Woman at well hears summons
Like her, we each face our own challenges in responding to the call
By Mary Stubler
I thought I knew the Gospel for the Third Sunday of Lent (Jn 4:5-42) because "we hear the same readings every third year." But when I looked up the citation in my Bible, the title of this story surprised me. It said, "Jesus and the Woman of Samaria."
It seemed a bit bland compared to the other titles and my reaction was, to be honest, less than enthusiastic. But once I started to read to refresh my memory, I found myself identifying with this Woman of Samaria.
I found her practical and candid. "Sir, you have no bucket and the well is deep." Also, she was conscious of the customs and norms of her time in history. "How is it that you, a Jew, ask a drink of me a woman of Samaria." Jews did not share things in common with Samaritans ... especially a woman.
Yet pushing aside artificial boundaries, Jesus was conversing with her. He caught her attention by speaking about water. Living Water? Everyone knows water is essential for life. What was he saying about anyone who drinks from Jacob's well would thirst again? But this Living Water, once given, became a "Spring of Water gushing up to Eternal Life" and those who received it would never by thirsty?
I can imagine this practical woman thinking, "I'm not sure what he's talking about but I am surely intrigued by it. I want this Living Water."
See how Jesus caught her attention, her imagination, and her interest?
I think Jacob's well and its water symbolized faith in God. Jesus was saying water from Jacob's well is limited (you will thirst again), but faith in God, mediated by Jesus, became alive (Living Water) -- a faith that would grow.
Another point that puzzled me was why the Samaritan woman came to the well at noon, the hottest part of the day. Women regularly gathered at the well. It was a source of life literally and figuratively for the community.
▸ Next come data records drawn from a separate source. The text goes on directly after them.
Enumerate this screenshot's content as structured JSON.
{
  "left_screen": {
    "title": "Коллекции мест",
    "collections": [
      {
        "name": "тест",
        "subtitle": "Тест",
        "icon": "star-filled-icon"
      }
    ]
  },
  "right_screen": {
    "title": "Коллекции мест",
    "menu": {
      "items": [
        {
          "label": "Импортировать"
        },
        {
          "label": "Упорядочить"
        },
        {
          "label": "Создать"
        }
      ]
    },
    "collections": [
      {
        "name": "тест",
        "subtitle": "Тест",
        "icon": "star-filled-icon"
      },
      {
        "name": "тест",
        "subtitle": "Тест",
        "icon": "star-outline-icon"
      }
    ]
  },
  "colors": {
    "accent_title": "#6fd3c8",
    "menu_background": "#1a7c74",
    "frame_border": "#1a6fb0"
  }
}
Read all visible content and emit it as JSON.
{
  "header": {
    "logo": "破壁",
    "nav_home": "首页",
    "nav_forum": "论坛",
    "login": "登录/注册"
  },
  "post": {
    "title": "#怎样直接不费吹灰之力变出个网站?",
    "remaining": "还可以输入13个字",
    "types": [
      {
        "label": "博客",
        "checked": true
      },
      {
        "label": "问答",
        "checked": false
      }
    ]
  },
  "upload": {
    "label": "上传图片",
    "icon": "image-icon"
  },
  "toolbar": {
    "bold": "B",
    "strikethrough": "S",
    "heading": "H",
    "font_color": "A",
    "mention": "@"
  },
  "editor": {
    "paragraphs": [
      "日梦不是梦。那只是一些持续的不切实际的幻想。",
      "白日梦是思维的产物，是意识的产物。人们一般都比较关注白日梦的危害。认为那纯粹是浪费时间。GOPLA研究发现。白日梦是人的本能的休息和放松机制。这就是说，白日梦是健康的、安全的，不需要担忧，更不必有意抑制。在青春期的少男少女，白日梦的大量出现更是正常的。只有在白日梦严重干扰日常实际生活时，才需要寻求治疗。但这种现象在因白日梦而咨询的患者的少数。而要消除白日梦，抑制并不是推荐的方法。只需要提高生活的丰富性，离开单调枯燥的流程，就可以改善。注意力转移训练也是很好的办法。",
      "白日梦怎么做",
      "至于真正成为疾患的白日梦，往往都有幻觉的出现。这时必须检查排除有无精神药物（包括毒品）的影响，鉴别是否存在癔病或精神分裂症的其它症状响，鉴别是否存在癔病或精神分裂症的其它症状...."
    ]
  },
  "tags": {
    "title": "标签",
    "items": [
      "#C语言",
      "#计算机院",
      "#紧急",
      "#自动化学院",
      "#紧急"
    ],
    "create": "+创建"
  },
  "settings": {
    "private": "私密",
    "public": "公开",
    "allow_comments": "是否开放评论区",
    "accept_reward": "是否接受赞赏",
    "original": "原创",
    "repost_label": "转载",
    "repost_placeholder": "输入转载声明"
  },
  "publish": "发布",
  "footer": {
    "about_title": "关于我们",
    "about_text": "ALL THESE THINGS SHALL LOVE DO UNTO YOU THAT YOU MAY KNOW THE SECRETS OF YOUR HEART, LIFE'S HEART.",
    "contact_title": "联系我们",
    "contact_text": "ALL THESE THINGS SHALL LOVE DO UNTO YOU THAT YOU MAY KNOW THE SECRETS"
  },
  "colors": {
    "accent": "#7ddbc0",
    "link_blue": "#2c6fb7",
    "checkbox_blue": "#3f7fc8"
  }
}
It became clearer, as Jesus commented on her five husbands and the man she now lived with, that she was on the margins of the society of women of Sychar.
Yet, typical of Jesus, he chose her to be his messenger to the community. He often invited tax collectors, sinners, and even women to tell the Good News. Jesus didn't have much use for judgmentalism or self-righteousness.
The Samaritan woman was perceptive, recognized him as a prophet and speculated he was the Messiah. She was an ideal messenger. Yet, she knew her status in Sychar and didn't presume to announce him to the community based on her own understanding. Instead, she spoke from her reality: "He knew every thing I have done."
When her neighbors came to Jesus, they believed because they heard his words for themselves.
Today, we have a greater challenge. We grow in Faith by hearing the Word of God through Scripture that at times puzzles us. We see the face of God in the lives and actions of people around us, often as angels, but sometimes puzzling. We learn about God from those responsible for teaching us (parents, priests, teachers, religious). Again puzzled?
Each of these methods has its own challenges. Where's the clear message? In my journey of faith, it's often not clear and that's part of the greater challenge.
I think the other part is because Jesus is not physically with us today. I can't bump into him at the gas station. His message can be less apparent. Each of us must look for it within ourselves and in those around us. We need to work at our relationship with God.
Like the Samaritan woman, I can say "I know the Messiah, the Christ, is coming ... his second coming." Unlike her, I believe, I worship, because I see God in the people around me and in all of his creation. His Spirit lives today in them. They are his messengers to me today just like the Samaritan woman at the well.
(Stubler is marriage preparation coordinator for the Green Bay Diocese.)